Concert Review: Victor Wooten Slaps Some Bass in Portland

Victor Wooten brought his eclectic taste in music to a packed Aladdin Theater on Wednesday night in Portland.

The iconic and arguably finest bassist in music today had a full band as he played a string of jazz, funk, jazzfunk, a little bit of rock and an ounce of gospel into a smorgasbord of songs including pieces from his latest 31-track album The Music Lesson.

In the short first half, about 45 minutes, Wooten’s bass was in fine form but actually overshadowed a bit by his brother Regi Wooten who is equally adept on the guitar and the beautiful vocals of Krystal Peterson who also sang a few numbers from her forth coming album. Peterson brought the smoothest voice you’d ever hear with a range that any pop star today could only dream of having. The giant personality that is Victor Wooten – he beamed a contagious smile all evening thumping along on his bass occasionally showing the audience of things to come.

After an annoyingly long intermission of nearly 40 minutes, keyboardist Karlton Taylor emerged and played Nirvana’s “Smells Like Teen Spirit” on the piano before the rest of the band settled in. The second half featured a bit more jazzy songs, again with Peterson taking the lead on vocals and after 30 minutes Wooten was left alone on stage to do exactly what the majority of the audience was hoping for.

With some help from added sound effects all created using his bass, Wooten spent nearly 20 minutes just playing bass. Sometimes jaw dropping, other times a bit tedious with what seemed like Wooten simply screwing around in a practice room at home, nevertheless he certainly united a room full of bass players or simply made them depressed after displaying what takes even the talented a lifetime of practice to learn.

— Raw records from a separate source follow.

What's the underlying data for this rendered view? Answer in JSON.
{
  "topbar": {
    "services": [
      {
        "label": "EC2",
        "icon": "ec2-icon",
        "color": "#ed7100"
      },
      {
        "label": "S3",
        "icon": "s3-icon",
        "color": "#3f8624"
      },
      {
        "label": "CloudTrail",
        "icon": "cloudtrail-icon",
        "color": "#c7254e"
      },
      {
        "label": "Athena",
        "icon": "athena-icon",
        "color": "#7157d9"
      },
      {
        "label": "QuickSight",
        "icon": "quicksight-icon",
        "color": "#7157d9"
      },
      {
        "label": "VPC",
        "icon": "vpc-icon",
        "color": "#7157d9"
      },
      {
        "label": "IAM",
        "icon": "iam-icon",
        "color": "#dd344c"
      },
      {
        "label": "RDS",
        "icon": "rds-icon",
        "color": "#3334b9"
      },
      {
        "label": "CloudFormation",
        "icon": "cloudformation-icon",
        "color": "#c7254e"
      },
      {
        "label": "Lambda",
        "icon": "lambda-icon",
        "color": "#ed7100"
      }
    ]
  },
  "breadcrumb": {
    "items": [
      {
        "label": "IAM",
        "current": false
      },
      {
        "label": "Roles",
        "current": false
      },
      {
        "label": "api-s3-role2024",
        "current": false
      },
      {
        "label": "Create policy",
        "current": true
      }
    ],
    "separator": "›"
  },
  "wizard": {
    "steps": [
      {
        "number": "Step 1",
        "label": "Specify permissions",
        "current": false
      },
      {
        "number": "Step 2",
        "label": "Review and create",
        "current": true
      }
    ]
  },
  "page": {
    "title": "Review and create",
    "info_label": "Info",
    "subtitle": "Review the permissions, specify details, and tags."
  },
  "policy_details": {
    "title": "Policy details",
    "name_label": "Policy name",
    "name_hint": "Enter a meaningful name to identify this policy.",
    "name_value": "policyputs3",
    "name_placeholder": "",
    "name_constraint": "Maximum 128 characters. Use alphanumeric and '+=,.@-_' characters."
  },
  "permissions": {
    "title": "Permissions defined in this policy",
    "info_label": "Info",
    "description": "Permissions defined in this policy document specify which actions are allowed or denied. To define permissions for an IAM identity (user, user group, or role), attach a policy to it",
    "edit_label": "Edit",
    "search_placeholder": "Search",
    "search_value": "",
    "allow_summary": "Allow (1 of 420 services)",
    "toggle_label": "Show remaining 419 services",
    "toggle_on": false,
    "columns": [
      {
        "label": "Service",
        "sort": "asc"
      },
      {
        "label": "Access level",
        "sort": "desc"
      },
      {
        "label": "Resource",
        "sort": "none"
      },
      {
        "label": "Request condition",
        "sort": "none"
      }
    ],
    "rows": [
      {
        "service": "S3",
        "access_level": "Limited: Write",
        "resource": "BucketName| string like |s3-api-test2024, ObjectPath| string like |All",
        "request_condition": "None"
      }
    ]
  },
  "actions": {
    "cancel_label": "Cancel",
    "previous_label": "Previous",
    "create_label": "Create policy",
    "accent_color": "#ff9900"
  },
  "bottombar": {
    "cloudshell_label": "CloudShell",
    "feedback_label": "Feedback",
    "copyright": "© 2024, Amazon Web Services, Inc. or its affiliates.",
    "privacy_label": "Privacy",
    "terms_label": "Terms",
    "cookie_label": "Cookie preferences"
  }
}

Wooten’s bass guitar is more a third appendage and his dexterity in filing up and down the fret board is a wonder to watch. His ability to create such dynamic sounds from a bass guitar that sometimes come across like a child simply smashing fingers all over the guitar but then you realize, there’s actually a melody and purpose there.

His version of “Amazing Grace” was a stand-out, he brought emotion with an ode to his daughter in “Ari’s Eyes,” showcased a new recording in “Brooklyn” and “Me and My Bass Guitar” was a blast. During his 20 minute long bass solo he managed to make church bell sounds emanate from his guitar along with a bunch of other sounds no amateur would ever believe came from four strings.

Wooten returned with his band for an encore which for any rocker turned out to be the best part of the evening. The energy was high, the pace was brisk and Wooten slapped his bass like nobody’s business. The absolutely fun “What Did He Say”  the title track from his 1997 album might be repetitive on lyrics but just an awesome dancing beat that got everybody off their seats. The closer “Victa” from 2005’s Soul Circus was short as promised but showcased a great sense of humor.

Wooten’s band proved tight and he certainly surrounds himself with solid musicians. Drummer Derico Watson pounded out a few short solos though he seemed hindered by such a small set but he kept time well for the rest of the band. Brother Wooten took center stage a few times once with an almost psychedelic solo and he and Victor even traded instruments once, though just for a short jam, and the best part was the two held up their corresponding instruments for the other to play and they did it together.